WHAT YOU HAVE TO DO> Without omitting anything, copy the data exactly.

DATASET EXTRACT>
........
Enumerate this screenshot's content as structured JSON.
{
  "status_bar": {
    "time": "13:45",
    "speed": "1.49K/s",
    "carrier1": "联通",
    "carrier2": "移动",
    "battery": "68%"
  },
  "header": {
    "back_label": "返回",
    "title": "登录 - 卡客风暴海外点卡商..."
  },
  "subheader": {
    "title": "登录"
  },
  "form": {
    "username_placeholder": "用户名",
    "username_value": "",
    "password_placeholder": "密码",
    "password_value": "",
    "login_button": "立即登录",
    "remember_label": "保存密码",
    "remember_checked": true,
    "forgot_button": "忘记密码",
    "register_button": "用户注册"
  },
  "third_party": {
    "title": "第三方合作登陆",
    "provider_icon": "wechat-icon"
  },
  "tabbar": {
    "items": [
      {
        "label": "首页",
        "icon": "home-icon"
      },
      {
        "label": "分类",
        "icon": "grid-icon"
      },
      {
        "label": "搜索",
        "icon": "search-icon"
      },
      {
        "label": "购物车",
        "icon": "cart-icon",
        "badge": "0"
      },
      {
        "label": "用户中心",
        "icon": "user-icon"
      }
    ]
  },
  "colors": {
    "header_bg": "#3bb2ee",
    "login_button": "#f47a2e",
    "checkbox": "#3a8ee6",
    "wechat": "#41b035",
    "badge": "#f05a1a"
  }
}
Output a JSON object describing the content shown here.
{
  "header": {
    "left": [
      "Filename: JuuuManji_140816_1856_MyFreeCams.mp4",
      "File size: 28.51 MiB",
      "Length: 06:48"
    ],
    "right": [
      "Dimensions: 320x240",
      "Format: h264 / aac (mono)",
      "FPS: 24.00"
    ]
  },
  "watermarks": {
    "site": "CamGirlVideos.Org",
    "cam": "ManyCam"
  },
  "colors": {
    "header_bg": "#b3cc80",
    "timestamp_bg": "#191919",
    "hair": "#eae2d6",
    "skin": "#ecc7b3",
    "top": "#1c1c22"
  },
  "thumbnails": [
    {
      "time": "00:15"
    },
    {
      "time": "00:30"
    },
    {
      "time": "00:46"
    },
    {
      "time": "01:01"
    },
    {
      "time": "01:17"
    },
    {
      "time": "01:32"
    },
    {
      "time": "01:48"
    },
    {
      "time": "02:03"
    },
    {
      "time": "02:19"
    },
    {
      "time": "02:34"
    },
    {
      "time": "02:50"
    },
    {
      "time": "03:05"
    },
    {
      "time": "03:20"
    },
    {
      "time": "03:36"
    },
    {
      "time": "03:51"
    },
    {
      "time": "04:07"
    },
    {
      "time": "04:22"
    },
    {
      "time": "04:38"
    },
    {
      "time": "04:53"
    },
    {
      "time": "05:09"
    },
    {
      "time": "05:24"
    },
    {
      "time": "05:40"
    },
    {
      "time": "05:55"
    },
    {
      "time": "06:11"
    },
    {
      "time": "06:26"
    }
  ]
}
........
WRITTEN SOLUTION>
Enumerate this screenshot's content as structured JSON.
{
  "status_bar": {
    "time": "13:45",
    "speed": "1.49K/s",
    "carrier1": "联通",
    "carrier2": "移动",
    "battery": "68%"
  },
  "header": {
    "back_label": "返回",
    "title": "登录 - 卡客风暴海外点卡商..."
  },
  "subheader": {
    "title": "登录"
  },
  "form": {
    "username_placeholder": "用户名",
    "username_value": "",
    "password_placeholder": "密码",
    "password_value": "",
    "login_button": "立即登录",
    "remember_label": "保存密码",
    "remember_checked": true,
    "forgot_button": "忘记密码",
    "register_button": "用户注册"
  },
  "third_party": {
    "title": "第三方合作登陆",
    "provider_icon": "wechat-icon"
  },
  "tabbar": {
    "items": [
      {
        "label": "首页",
        "icon": "home-icon"
      },
      {
        "label": "分类",
        "icon": "grid-icon"
      },
      {
        "label": "搜索",
        "icon": "search-icon"
      },
      {
        "label": "购物车",
        "icon": "cart-icon",
        "badge": "0"
      },
      {
        "label": "用户中心",
        "icon": "user-icon"
      }
    ]
  },
  "colors": {
    "header_bg": "#3bb2ee",
    "login_button": "#f47a2e",
    "checkbox": "#3a8ee6",
    "wechat": "#41b035",
    "badge": "#f05a1a"
  }
}
Output a JSON object describing the content shown here.
{
  "header": {
    "left": [
      "Filename: JuuuManji_140816_1856_MyFreeCams.mp4",
      "File size: 28.51 MiB",
      "Length: 06:48"
    ],
    "right": [
      "Dimensions: 320x240",
      "Format: h264 / aac (mono)",
      "FPS: 24.00"
    ]
  },
  "watermarks": {
    "site": "CamGirlVideos.Org",
    "cam": "ManyCam"
  },
  "colors": {
    "header_bg": "#b3cc80",
    "timestamp_bg": "#191919",
    "hair": "#eae2d6",
    "skin": "#ecc7b3",
    "top": "#1c1c22"
  },
  "thumbnails": [
    {
      "time": "00:15"
    },
    {
      "time": "00:30"
    },
    {
      "time": "00:46"
    },
    {
      "time": "01:01"
    },
    {
      "time": "01:17"
    },
    {
      "time": "01:32"
    },
    {
      "time": "01:48"
    },
    {
      "time": "02:03"
    },
    {
      "time": "02:19"
    },
    {
      "time": "02:34"
    },
    {
      "time": "02:50"
    },
    {
      "time": "03:05"
    },
    {
      "time": "03:20"
    },
    {
      "time": "03:36"
    },
    {
      "time": "03:51"
    },
    {
      "time": "04:07"
    },
    {
      "time": "04:22"
    },
    {
      "time": "04:38"
    },
    {
      "time": "04:53"
    },
    {
      "time": "05:09"
    },
    {
      "time": "05:24"
    },
    {
      "time": "05:40"
    },
    {
      "time": "05:55"
    },
    {
      "time": "06:11"
    },
    {
      "time": "06:26"
    }
  ]
}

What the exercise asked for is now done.